> Prompt
Check the records below line by line for the string "here". Give the number of lines that contain it and nothing else.

> Dataset rows for apps and sites
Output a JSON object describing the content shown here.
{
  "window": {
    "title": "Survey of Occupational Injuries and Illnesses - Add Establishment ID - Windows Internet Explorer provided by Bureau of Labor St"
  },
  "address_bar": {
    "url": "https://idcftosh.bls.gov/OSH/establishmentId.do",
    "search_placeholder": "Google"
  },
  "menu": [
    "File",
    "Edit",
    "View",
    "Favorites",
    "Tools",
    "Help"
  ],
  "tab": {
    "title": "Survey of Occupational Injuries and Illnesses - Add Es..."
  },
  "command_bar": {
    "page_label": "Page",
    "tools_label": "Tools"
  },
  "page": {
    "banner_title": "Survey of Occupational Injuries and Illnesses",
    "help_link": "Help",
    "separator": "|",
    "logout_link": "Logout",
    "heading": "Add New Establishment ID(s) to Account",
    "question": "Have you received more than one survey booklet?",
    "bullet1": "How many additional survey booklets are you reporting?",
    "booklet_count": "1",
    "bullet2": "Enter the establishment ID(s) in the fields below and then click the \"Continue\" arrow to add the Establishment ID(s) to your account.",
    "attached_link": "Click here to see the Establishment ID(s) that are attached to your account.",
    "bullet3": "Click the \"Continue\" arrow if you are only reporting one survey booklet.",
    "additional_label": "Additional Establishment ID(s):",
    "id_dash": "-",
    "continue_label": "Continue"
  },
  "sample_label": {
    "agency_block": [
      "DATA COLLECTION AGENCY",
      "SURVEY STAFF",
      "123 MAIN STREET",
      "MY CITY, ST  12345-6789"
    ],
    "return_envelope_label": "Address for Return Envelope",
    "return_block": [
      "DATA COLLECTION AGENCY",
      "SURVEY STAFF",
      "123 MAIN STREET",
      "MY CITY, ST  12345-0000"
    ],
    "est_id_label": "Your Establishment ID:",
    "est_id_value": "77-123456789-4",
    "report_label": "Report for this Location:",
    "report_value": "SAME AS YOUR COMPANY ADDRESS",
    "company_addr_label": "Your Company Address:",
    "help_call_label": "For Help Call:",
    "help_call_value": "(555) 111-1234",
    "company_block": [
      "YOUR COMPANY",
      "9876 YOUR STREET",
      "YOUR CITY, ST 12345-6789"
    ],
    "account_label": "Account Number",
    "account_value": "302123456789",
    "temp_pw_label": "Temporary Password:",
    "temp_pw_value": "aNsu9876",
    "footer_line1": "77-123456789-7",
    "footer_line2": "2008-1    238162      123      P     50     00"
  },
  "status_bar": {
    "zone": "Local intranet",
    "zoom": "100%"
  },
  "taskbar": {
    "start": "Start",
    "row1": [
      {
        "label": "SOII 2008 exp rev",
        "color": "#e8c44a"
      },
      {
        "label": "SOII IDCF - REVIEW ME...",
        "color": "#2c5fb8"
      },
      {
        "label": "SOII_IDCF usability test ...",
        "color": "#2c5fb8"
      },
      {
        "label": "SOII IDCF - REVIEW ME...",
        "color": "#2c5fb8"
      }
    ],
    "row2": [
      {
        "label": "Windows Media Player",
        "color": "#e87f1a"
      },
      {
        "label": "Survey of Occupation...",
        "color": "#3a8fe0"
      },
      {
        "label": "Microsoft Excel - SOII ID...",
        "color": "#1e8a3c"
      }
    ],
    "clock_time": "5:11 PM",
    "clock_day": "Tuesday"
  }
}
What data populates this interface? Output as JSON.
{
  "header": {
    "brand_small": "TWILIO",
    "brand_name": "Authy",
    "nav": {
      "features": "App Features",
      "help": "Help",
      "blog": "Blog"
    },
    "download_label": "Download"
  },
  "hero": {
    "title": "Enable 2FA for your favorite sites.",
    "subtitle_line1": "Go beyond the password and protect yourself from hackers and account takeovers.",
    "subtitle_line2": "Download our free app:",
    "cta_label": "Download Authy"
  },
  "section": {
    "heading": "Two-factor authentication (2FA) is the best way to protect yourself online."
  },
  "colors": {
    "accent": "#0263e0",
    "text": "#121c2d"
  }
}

> Task solution
2